• **Data**:
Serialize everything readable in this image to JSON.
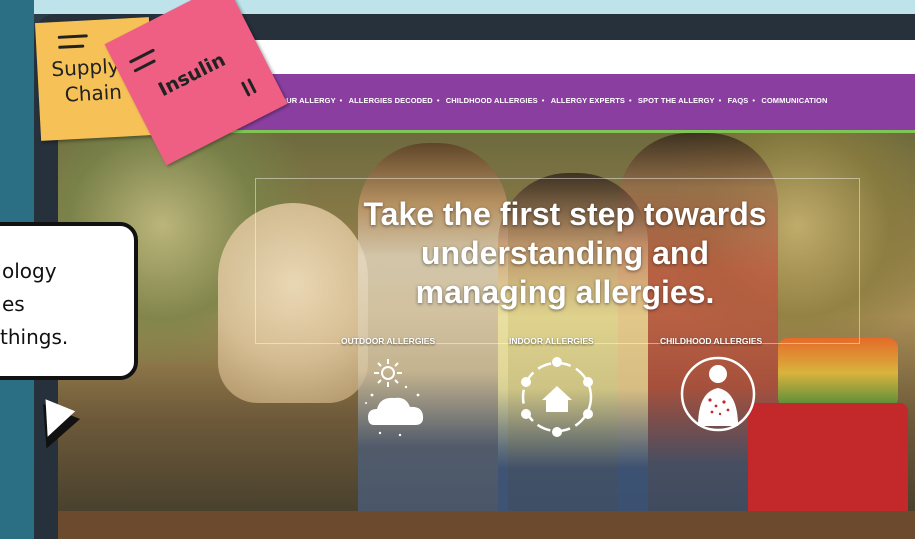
{
  "navbar": {
    "links": [
      "OW YOUR ALLERGY",
      "ALLERGIES DECODED",
      "CHILDHOOD ALLERGIES",
      "ALLERGY EXPERTS",
      "SPOT THE ALLERGY",
      "FAQS",
      "COMMUNICATION"
    ],
    "separator": "•",
    "color": "#8a3fa0",
    "accent": "#7fc454"
  },
  "hero": {
    "headline_lines": [
      "Take the first step towards",
      "understanding and",
      "managing allergies."
    ],
    "categories": [
      {
        "label": "OUTDOOR ALLERGIES",
        "icon": "cloud-sun-icon"
      },
      {
        "label": "INDOOR ALLERGIES",
        "icon": "house-cycle-icon"
      },
      {
        "label": "CHILDHOOD ALLERGIES",
        "icon": "child-rash-icon"
      }
    ]
  },
  "stickies": {
    "yellow": {
      "line1": "Supply",
      "line2": "Chain",
      "color": "#f6c257"
    },
    "pink": {
      "text": "Insulin",
      "color": "#ef5e83"
    }
  },
  "bubble": {
    "lines": [
      "ology",
      "es",
      "things."
    ]
  }
}
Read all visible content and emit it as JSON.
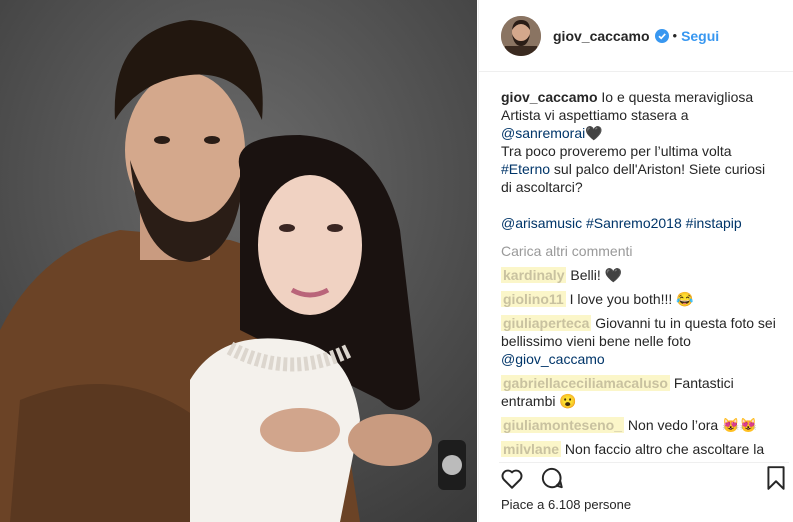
{
  "post": {
    "username": "giov_caccamo",
    "follow_label": "Segui",
    "dot": "•",
    "caption": {
      "user": "giov_caccamo",
      "l1": " Io e questa meravigliosa",
      "l2": "Artista vi aspettiamo stasera a",
      "l3a": "@sanremorai",
      "l3b": "🖤",
      "l4": "Tra poco proveremo per l’ultima volta",
      "l5a": "#Eterno",
      "l5b": " sul palco dell'Ariston! Siete curiosi",
      "l6": "di ascoltarci?",
      "t1": "@arisamusic",
      "t2": "#Sanremo2018",
      "t3": "#instapip"
    },
    "load_more": "Carica altri commenti",
    "comments": [
      {
        "user": "kardinaly",
        "text": " Belli! 🖤"
      },
      {
        "user": "giolino11",
        "text": " I love you both!!! 😂"
      },
      {
        "user": "giuliaperteca",
        "text": " Giovanni tu in questa foto sei bellissimo vieni bene nelle foto ",
        "mention": "@giov_caccamo"
      },
      {
        "user": "gabriellaceciliamacaluso",
        "text": " Fantastici entrambi 😮"
      },
      {
        "user": "giuliamonteseno_",
        "text": " Non vedo l’ora 😻😻"
      },
      {
        "user": "milvlane",
        "text": " Non faccio altro che ascoltare la"
      }
    ],
    "likes": "Piace a 6.108 persone"
  },
  "icons": [
    "verified-icon",
    "heart-icon",
    "comment-icon",
    "bookmark-icon"
  ],
  "colors": {
    "link": "#003569",
    "follow": "#3897f0",
    "verified": "#3897f0",
    "muted": "#999999"
  }
}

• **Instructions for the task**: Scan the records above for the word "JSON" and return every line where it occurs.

• **Worked solution**:
Serialize everything readable in this image to JSON.
Read all visible content and emit it as JSON.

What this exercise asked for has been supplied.